            Hammered are notoriously bad for wear. So bad Spink will only supply prices up to Very Fine in grade. So what’s going on?

            The very nature of how a hammered coin is produced essentially leads to the problem. During striking a metal blank is placed between two dies, one fixed and the other is held in the hands of the striker. It is possible to carefully place the blank on top of the bottom die but when the top die is lowered it is impossible to see the lower die. The chances of total alignment are extremely small. The end result is a coin where the edge of the die may not be visible.

            Both these halfcrowns are well struck as can be seen by the entirety of the edge of the coin.
            As a result the wear to the surfaces is quite uniform. So how does a bad strike compare?

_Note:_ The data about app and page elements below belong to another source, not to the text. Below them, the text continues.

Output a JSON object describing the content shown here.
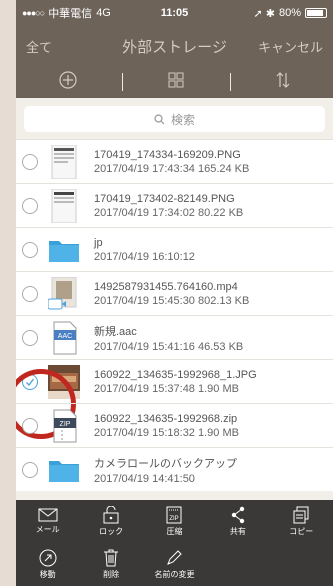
{
  "status": {
    "carrier": "中華電信",
    "network": "4G",
    "time": "11:05",
    "battery": "80%"
  },
  "header": {
    "back_label": "全て",
    "title": "外部ストレージ",
    "cancel_label": "キャンセル"
  },
  "search": {
    "placeholder": "検索"
  },
  "files": [
    {
      "name": "170419_174334-169209.PNG",
      "meta": "2017/04/19 17:43:34  165.24 KB",
      "type": "image",
      "selected": false
    },
    {
      "name": "170419_173402-82149.PNG",
      "meta": "2017/04/19 17:34:02  80.22 KB",
      "type": "image",
      "selected": false
    },
    {
      "name": "jp",
      "meta": "2017/04/19 16:10:12",
      "type": "folder",
      "selected": false
    },
    {
      "name": "1492587931455.764160.mp4",
      "meta": "2017/04/19 15:45:30  802.13 KB",
      "type": "video",
      "selected": false
    },
    {
      "name": "新規.aac",
      "meta": "2017/04/19 15:41:16  46.53 KB",
      "type": "aac",
      "selected": false
    },
    {
      "name": "160922_134635-1992968_1.JPG",
      "meta": "2017/04/19 15:37:48  1.90 MB",
      "type": "photo",
      "selected": true
    },
    {
      "name": "160922_134635-1992968.zip",
      "meta": "2017/04/19 15:18:32  1.90 MB",
      "type": "zip",
      "selected": false
    },
    {
      "name": "カメラロールのバックアップ",
      "meta": "2017/04/19 14:41:50",
      "type": "folder",
      "selected": false
    }
  ],
  "actions": {
    "mail": "メール",
    "lock": "ロック",
    "compress": "圧縮",
    "share": "共有",
    "copy": "コピー",
    "move": "移動",
    "delete": "削除",
    "rename": "名前の変更"
  },
  "icons": {
    "add": "plus-circle-icon",
    "grid": "grid-icon",
    "sort": "sort-arrows-icon",
    "search": "search-icon",
    "mail": "mail-icon",
    "lock": "lock-icon",
    "zip": "zip-icon",
    "share": "share-icon",
    "copy": "copy-icon",
    "move": "move-icon",
    "delete": "trash-icon",
    "rename": "pen-icon"
  },
  "colors": {
    "bar": "#6e6359",
    "accent": "#4aa3d9",
    "highlight": "#c0281f",
    "action_bar": "#3b3838"
  }
}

            The 1653 halfcrown is a good example. The reverse is a tale of two sides in that the right side is struck well and detail is good which has been preserved with the high rim. The left side on the other hand shows no rim and the resultant preferential wear is obvious. Turning to the obverse side it is obvious that this coin has been badly double struck and again little rim to protect the engraved areas. 

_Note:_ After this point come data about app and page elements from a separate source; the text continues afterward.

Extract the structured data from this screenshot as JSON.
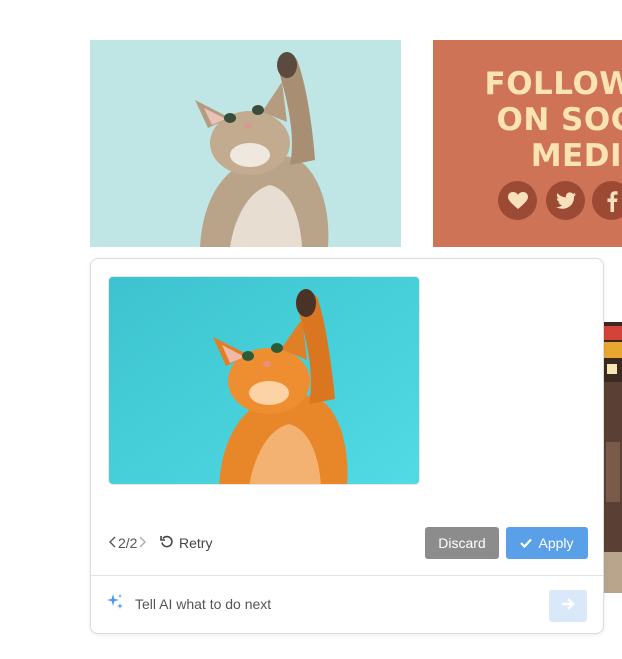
{
  "canvas": {
    "follow_card": {
      "lines": [
        "FOLLOW",
        "ON SOC",
        "MEDI"
      ],
      "social_icons": [
        "heart-icon",
        "twitter-icon",
        "facebook-icon"
      ]
    }
  },
  "ai_panel": {
    "pager": {
      "prev_icon": "chevron-left-icon",
      "current": "2/2",
      "next_icon": "chevron-right-icon"
    },
    "retry_label": "Retry",
    "discard_label": "Discard",
    "apply_label": "Apply",
    "prompt": {
      "placeholder": "Tell AI what to do next",
      "value": ""
    },
    "colors": {
      "apply": "#5aa0e8",
      "discard": "#8c8c8c",
      "send": "#d9e9fa"
    }
  }
}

            These kinds of differences are what makes grading hammered coins an acquired skill.

Scottish 30 Shilling

            While the mint preferred dies with shallow engraving depth, to help prolong the life of the dies in use, this also meant that resultant coin wear would be very fast. As can be seen in the above examples the importance of a high rim is seen to help coin wear. Did the mint know this? The answer is most definitely yes when we look at examples of Scottish 30 shillings produced at the Edinburgh mint using milling techniques back in the 1630’s. The dies were made by Briot with excellent attention to detail and depth of engraving. The very pronounced large high profile beading around the edge of the coin which is complete on both sides, protects the engraved details in the centre when the coin rubs against surfaces. During the Commonwealth Period the depth of engraving increased with time up to the Cromwell Crown of 1658. The depth with this piece was so high that a coin laid obverse face down will spin very easily and for a long time as Cromwell’s bust protrudes more than the rim of the coin. In 1662 when production of milled coins was started  the shallow engraved patterns of the Rottier Brothers was preferred to Symonds high relief profile dies which had a significantly shorter life in use.  

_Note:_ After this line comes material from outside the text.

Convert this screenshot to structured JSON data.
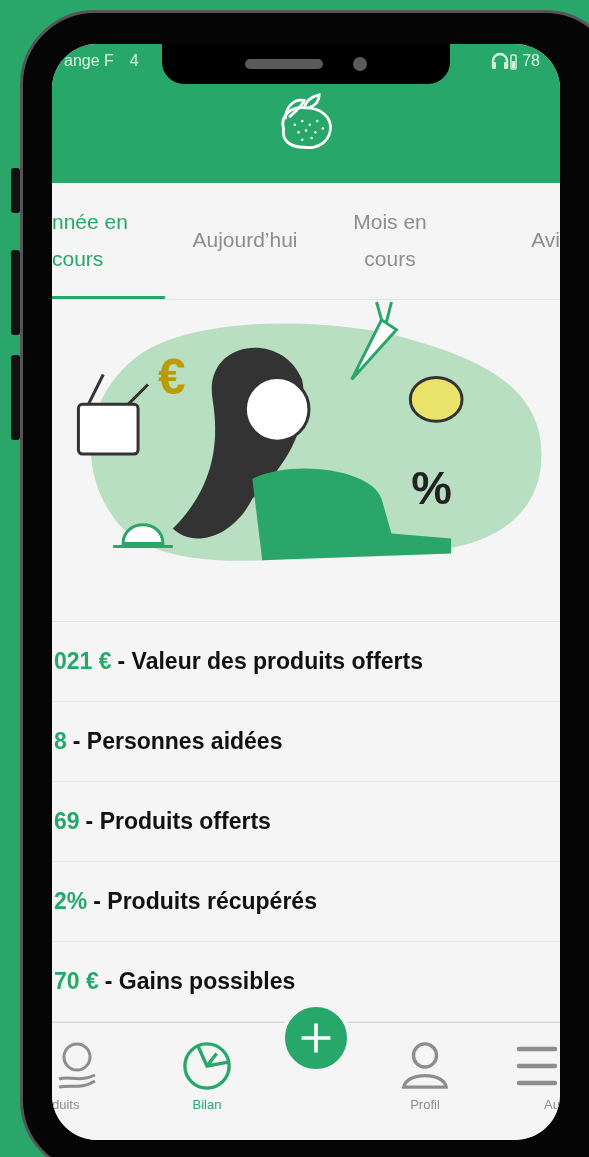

            One has to conclude that the mint saw denomination values, halfcrown and below, as having a built in defect for everyday wear and tear, which anyway would happen with handling.  A new monarch was a time to call in the worn metal coins, melt them down and re-issue.